Fine, god–I’d throw her a bone.

I did miss her.

Did she just…Mom me into going to a birthday party? Because I so wasn’t. I was an adult. An actress. I had shit to do.

…Even if I’d totally been lying about the shower and the interview.

How did she always know? Was it a mom thing, or was it like, some app she’d secretly installed on my phone to track my every move, no matter how far away I lived?

…Did I take a shower right then out of guilt, or because it was so hot and humid?

Well, whatever. I’d make plans on Saturday. Plans I couldn’t break for a birthday party. She didn’t dictate my life anymore.

…Okay, that wasn’t fair. She was my mom, I knew that. She loved me. She…made a lot of sacrifices for me.

But he’d have other birthday parties. A lot more, being fae. Missing one was no big deal.

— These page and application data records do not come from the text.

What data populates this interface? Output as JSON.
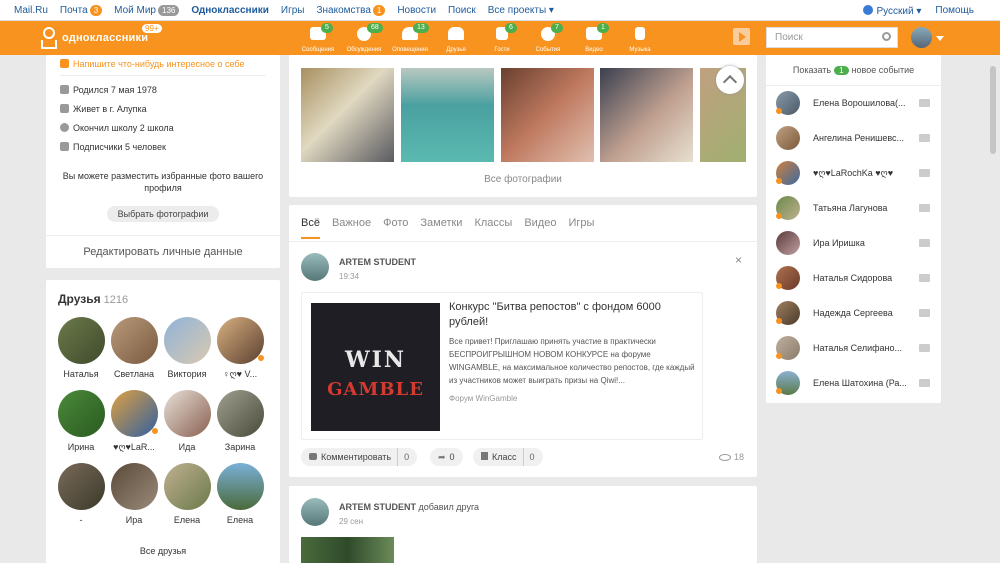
{
  "topbar": {
    "links": [
      {
        "label": "Mail.Ru"
      },
      {
        "label": "Почта",
        "badge": "3"
      },
      {
        "label": "Мой Мир",
        "badge": "136"
      },
      {
        "label": "Одноклассники"
      },
      {
        "label": "Игры"
      },
      {
        "label": "Знакомства",
        "badge": "1"
      },
      {
        "label": "Новости"
      },
      {
        "label": "Поиск"
      },
      {
        "label": "Все проекты ▾"
      }
    ],
    "language": "Русский ▾",
    "help": "Помощь"
  },
  "header": {
    "logo_text": "одноклассники",
    "logo_badge": "99+",
    "nav": [
      {
        "label": "Сообщения",
        "badge": "5"
      },
      {
        "label": "Обсуждения",
        "badge": "68"
      },
      {
        "label": "Оповещения",
        "badge": "13"
      },
      {
        "label": "Друзья",
        "badge": ""
      },
      {
        "label": "Гости",
        "badge": "6"
      },
      {
        "label": "События",
        "badge": "7"
      },
      {
        "label": "Видео",
        "badge": "1"
      },
      {
        "label": "Музыка",
        "badge": ""
      }
    ],
    "search_placeholder": "Поиск"
  },
  "profile": {
    "about_prompt": "Напишите что-нибудь интересное о себе",
    "born": "Родился 7 мая 1978",
    "lives": "Живет в г. Алупка",
    "school": "Окончил школу 2 школа",
    "subscribers": "Подписчики 5 человек",
    "fav_photos_text": "Вы можете разместить избранные фото вашего профиля",
    "choose_photos": "Выбрать фотографии",
    "edit_data": "Редактировать личные данные"
  },
  "friends": {
    "title": "Друзья",
    "count": "1216",
    "list": [
      {
        "name": "Наталья"
      },
      {
        "name": "Светлана"
      },
      {
        "name": "Виктория"
      },
      {
        "name": "♀ღ♥ V..."
      },
      {
        "name": "Ирина"
      },
      {
        "name": "♥ღ♥LaR..."
      },
      {
        "name": "Ида"
      },
      {
        "name": "Зарина"
      },
      {
        "name": "-"
      },
      {
        "name": "Ира"
      },
      {
        "name": "Елена"
      },
      {
        "name": "Елена"
      }
    ],
    "all_friends": "Все друзья"
  },
  "photos": {
    "all_photos": "Все фотографии"
  },
  "feed": {
    "tabs": [
      "Всё",
      "Важное",
      "Фото",
      "Заметки",
      "Классы",
      "Видео",
      "Игры"
    ],
    "post1": {
      "author": "ARTEM STUDENT",
      "time": "19:34",
      "close": "×",
      "ad_image_line1": "WIN",
      "ad_image_line2": "GAMBLE",
      "ad_title": "Конкурс \"Битва репостов\" с фондом 6000 рублей!",
      "ad_text": "Все привет! Приглашаю принять участие в практически БЕСПРОИГРЫШНОМ НОВОМ КОНКУРСЕ на форуме WINGAMBLE, на максимальное количество репостов, где каждый из участников может выиграть призы на Qiwi!...",
      "ad_source": "Форум WinGamble",
      "comment_label": "Комментировать",
      "comment_count": "0",
      "share_count": "0",
      "like_label": "Класс",
      "like_count": "0",
      "views": "18"
    },
    "post2": {
      "author": "ARTEM STUDENT",
      "action": "добавил друга",
      "time": "29 сен"
    }
  },
  "events": {
    "show_label": "Показать",
    "count": "1",
    "new_event": "новое событие",
    "people": [
      {
        "name": "Елена Ворошилова(..."
      },
      {
        "name": "Ангелина Ренишевс..."
      },
      {
        "name": "♥ღ♥LaRochKa ♥ღ♥"
      },
      {
        "name": "Татьяна Лагунова"
      },
      {
        "name": "Ира Иришка"
      },
      {
        "name": "Наталья Сидорова"
      },
      {
        "name": "Надежда Сергеева"
      },
      {
        "name": "Наталья Селифано..."
      },
      {
        "name": "Елена Шатохина (Ра..."
      }
    ]
  }
}
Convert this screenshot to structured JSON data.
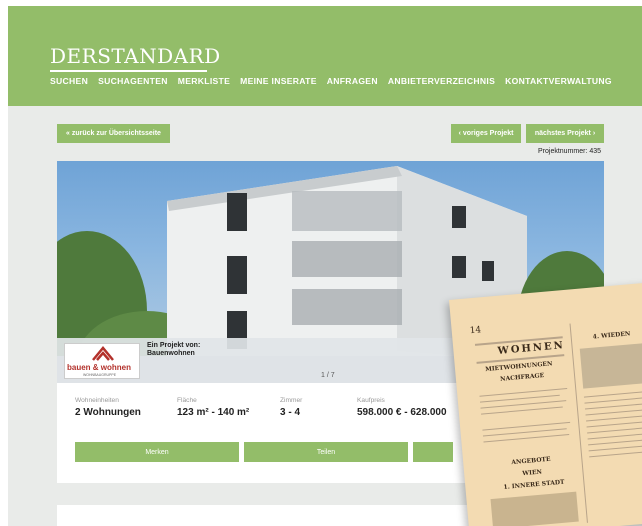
{
  "header": {
    "logo_text": "DERSTANDARD",
    "nav": [
      "SUCHEN",
      "SUCHAGENTEN",
      "MERKLISTE",
      "MEINE INSERATE",
      "ANFRAGEN",
      "ANBIETERVERZEICHNIS",
      "KONTAKTVERWALTUNG"
    ]
  },
  "toolbar": {
    "back_label": "« zurück zur Übersichtsseite",
    "prev_label": "‹ voriges Projekt",
    "next_label": "nächstes Projekt ›",
    "project_number": "Projektnummer: 435"
  },
  "gallery": {
    "counter": "1 / 7"
  },
  "provider": {
    "label": "Ein Projekt von:",
    "name": "Bauenwohnen",
    "logo_text": "bauen & wohnen",
    "logo_subtext": "WOHNBAUGRUPPE"
  },
  "stats": [
    {
      "label": "Wohneinheiten",
      "value": "2 Wohnungen"
    },
    {
      "label": "Fläche",
      "value": "123 m² - 140 m²"
    },
    {
      "label": "Zimmer",
      "value": "3 - 4"
    },
    {
      "label": "Kaufpreis",
      "value": "598.000 € - 628.000"
    }
  ],
  "actions": {
    "save": "Merken",
    "share": "Teilen"
  },
  "newspaper": {
    "page_number": "14",
    "heading": "WOHNEN",
    "sub1": "MIETWOHNUNGEN",
    "sub2": "NACHFRAGE",
    "sub3": "ANGEBOTE",
    "sub4": "WIEN",
    "sub5": "1. INNERE STADT",
    "right_header": "4. WIEDEN"
  },
  "colors": {
    "brand_green": "#93bd69",
    "background": "#e9ebe9"
  }
}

“Finally,” Sage said. “I thought you died in there.”

“Oh my god, Sage, what if I’d been naked?” This had to be karma for me ambushing Uncle Anders the other day.

“Dad says he’ll get me strippers for my birthday, so it’s cool.”

“He did not.” Did he? Maybe it was different between father and son–and maybe I had to have a talk with Dad about some of the stuff he said to Sage…

“Gotta wait until my eighteenth birthday ‘cuz Mom says. Counting the daysss.”

“You’re not…really looking forward to seeing naked women yet, are you? You’re so young–you haven’t even hit puberty.”

“Dad says I’m gonna grow pubes and pit hair real soon,” he said, “and Mom says I already have ‘the BO of a much older guy.’ I’m gonna be a big hairy Strider just like Dad too, and he says chicks dig it.”

“You don’t know that. You’re fae. Fae tend to be slender and light on body hair.”

“Yeah well, Mom says I’m basically a little blond clone of dad, so whatever. I also swiped her phone and read your texts, and you’re coming to my birthday party, right? I know my favorite big sis wouldn’t miss it.”

“Like you have any other sisters.”

“Exactly, which is why you can’t abandon me on the sacred day of my birth. I don’t want my friends to think I’m a lame-o only child. Plus I told them you’re a hot actress and they don’t believe me. They offered me all of their allowances for a month if I trade them your autographed bikini pics. I kind of told them you wore one full-time because you live in Sulani–towel pic might count too, maybe.”

“Oh my god, what the hell. You’re practically infants. Lemme get dressed, ugh. Don’t touch anything.”

I had it so good when I was an only child, damn it. Had I really wished for a sibling all that time? This was like, a monkey’s paw situation.

“Why does he have to be so…portable?” I asked. I was glad Mom didn’t have his weird travel-magic, at least, or she’d be here every day. A normal fae’s wings would get too tired crossing oceans, but Sage so wasn’t normal.

Thank god he didn’t have telepathy–that was the last thing that kid needed. Uncle Anders basically said it must’ve been some prenatal fluke.

When I came back downstairs, I found Sage on the couch–along with a stolen strawberry cupcake, one of the ones Mom had sent me in a care package, because of course she had.

“Hey, what’s wrong?” I asked him. Maybe I’d been a little too hard on him, but seriously, what the hell was Dad teaching him? He was just a kid.

“If you think about it,” Sage said, “it’s pretty fucked up for me to have to beg my own big sister to come to my birthday party. You must really hate me.”

“Hey, I’m just really busy, and I live so far away, and–”

“Would all that even matter if you loved me?”

I didn’t know how to explain. How to make him understand. “I do love you, Sage–”

He jumped off the couch. “Not enough. Well, I changed my mind–you’re uninvited. Forever.”

Before I could respond, he reclaimed his stolen cupcake and said, “I’ll take this as a down payment on my present–you still have to get me something even if I’m your poor unloved little bro.”

Oh my god, he made me sound like a monster for missing his party–and I hadn’t even skipped out on it yet.

He took off for the bathroom, cupcake in hand–gross.

“Sage–”

But by the time I made it to the bathroom, he’d disappeared. Walked through my bathroom door and probably ended up in his own bedroom.

…I really couldn’t miss his party now, could I?

Damn it. He’d learned how to guilt-trip from the best…